Rome. The report “The role of tertiary education in economic and social rise of the sub-Saharan Africa”, edited by Harambee was presented on Saturday 10 November at the Pontifical University of the Holy Cross.The increase in public and private investment in education has led to increasing literacy, more widespread schooling and higher university enrolment rates in recent years; and a more educated workforce is undoubtedly contributing to economic and social development in Sub-Saharan Africa.
This is what emerges from the study which aims to present updated data on the state of higher education in some sub-Saharan countries (Nigeria, DR Congo, Côte d’Ivoire and South Africa) and to analyse the relationship between higher education and employment.
Beyond the historical, social and economic specificities, and despite the progress achieved (with a considerably growing number of people considering education an absolute priority), the study highlights common problems and weaknesses whereby more than one in five Africans of working age remains unemployed.
The authors of the report also propose a reflection on the challenges to be faced so that the education system can meet the demands of a rapidly growing labour market: retraining of teachers, improvement of infrastructure, support for the granting of scholarships, study plans oriented to the needs of the labour market.
The study was presented in Rome at the annual meeting of the Harambee committees from the various countries, during which the results achieved in the closing year are reviewed and the priorities for the new year are established.
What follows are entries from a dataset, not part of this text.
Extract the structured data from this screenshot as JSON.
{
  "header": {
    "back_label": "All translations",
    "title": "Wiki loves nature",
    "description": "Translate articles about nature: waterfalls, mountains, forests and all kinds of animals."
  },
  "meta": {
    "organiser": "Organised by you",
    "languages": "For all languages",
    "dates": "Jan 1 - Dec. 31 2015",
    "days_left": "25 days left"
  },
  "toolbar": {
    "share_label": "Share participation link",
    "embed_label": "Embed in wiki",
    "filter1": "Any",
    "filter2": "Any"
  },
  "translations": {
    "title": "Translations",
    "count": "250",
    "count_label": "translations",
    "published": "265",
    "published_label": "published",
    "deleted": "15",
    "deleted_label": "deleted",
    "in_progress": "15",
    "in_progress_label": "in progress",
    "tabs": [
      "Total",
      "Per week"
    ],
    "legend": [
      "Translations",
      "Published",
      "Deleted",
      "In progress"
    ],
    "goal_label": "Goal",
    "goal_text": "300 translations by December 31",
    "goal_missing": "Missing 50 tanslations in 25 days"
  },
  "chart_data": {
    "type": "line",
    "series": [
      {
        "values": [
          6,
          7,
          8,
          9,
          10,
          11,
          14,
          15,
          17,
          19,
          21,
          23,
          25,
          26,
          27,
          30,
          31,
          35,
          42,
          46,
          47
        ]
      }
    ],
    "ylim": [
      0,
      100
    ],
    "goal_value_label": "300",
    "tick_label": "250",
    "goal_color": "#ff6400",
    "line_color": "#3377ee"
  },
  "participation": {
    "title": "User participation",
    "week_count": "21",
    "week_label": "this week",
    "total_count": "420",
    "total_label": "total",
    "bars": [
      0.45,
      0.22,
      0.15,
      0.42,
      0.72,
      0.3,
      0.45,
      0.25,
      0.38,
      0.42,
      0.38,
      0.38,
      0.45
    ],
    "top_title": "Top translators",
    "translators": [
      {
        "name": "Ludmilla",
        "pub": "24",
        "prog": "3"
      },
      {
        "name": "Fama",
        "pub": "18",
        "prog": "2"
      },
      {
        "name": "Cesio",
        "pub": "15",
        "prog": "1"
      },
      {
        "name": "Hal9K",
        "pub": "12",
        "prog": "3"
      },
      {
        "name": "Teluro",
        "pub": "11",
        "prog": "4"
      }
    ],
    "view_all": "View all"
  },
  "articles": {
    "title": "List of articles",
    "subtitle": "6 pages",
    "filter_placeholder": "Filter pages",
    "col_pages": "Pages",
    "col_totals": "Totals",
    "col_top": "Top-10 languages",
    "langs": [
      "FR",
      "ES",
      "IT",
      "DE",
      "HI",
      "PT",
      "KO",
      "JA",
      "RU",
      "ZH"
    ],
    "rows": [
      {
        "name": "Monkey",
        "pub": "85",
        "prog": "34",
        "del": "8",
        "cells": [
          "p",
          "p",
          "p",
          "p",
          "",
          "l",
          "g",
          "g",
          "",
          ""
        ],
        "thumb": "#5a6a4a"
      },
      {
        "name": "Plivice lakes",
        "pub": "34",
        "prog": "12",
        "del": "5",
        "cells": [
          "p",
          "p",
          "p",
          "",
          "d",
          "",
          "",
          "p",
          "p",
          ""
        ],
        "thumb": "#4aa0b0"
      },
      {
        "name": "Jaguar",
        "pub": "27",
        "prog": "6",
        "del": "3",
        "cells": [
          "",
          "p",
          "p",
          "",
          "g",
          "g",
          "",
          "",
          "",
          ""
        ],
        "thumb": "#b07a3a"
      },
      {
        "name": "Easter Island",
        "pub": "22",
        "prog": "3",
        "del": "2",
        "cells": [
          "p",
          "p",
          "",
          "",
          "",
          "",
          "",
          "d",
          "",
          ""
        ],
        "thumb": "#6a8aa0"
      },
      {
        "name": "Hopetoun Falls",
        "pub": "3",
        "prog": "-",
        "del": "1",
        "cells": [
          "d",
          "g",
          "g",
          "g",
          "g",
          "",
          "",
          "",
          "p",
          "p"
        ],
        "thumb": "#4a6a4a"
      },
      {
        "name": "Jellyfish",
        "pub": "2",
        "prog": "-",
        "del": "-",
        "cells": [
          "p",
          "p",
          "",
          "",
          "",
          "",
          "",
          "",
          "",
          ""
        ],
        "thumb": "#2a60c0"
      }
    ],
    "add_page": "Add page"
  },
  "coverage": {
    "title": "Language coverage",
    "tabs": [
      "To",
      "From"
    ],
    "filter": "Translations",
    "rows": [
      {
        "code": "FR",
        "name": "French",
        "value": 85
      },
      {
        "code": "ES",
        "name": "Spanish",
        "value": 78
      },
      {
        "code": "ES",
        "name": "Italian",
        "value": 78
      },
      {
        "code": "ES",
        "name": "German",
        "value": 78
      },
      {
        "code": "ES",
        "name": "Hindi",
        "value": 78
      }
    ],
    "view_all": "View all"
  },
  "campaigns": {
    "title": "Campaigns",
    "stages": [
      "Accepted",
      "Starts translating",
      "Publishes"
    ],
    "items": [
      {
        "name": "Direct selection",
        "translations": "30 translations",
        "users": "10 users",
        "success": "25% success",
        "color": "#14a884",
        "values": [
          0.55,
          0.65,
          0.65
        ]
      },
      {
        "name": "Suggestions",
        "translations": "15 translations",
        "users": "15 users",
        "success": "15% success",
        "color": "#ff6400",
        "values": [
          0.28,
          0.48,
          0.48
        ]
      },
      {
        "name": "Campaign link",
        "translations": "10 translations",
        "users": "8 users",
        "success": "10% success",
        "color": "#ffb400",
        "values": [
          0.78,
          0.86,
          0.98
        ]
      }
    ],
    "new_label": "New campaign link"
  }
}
The meeting also provided an opportunity for an in-depth study of Africa with the participation of some experts (Carlo Papa, Director of the Enel Foundation, and Giovanni Mazzacani, economist) and hosted the second edition of the meeting of “Harambee Youth”: an exchange of experiences between young volunteers active for Harambee.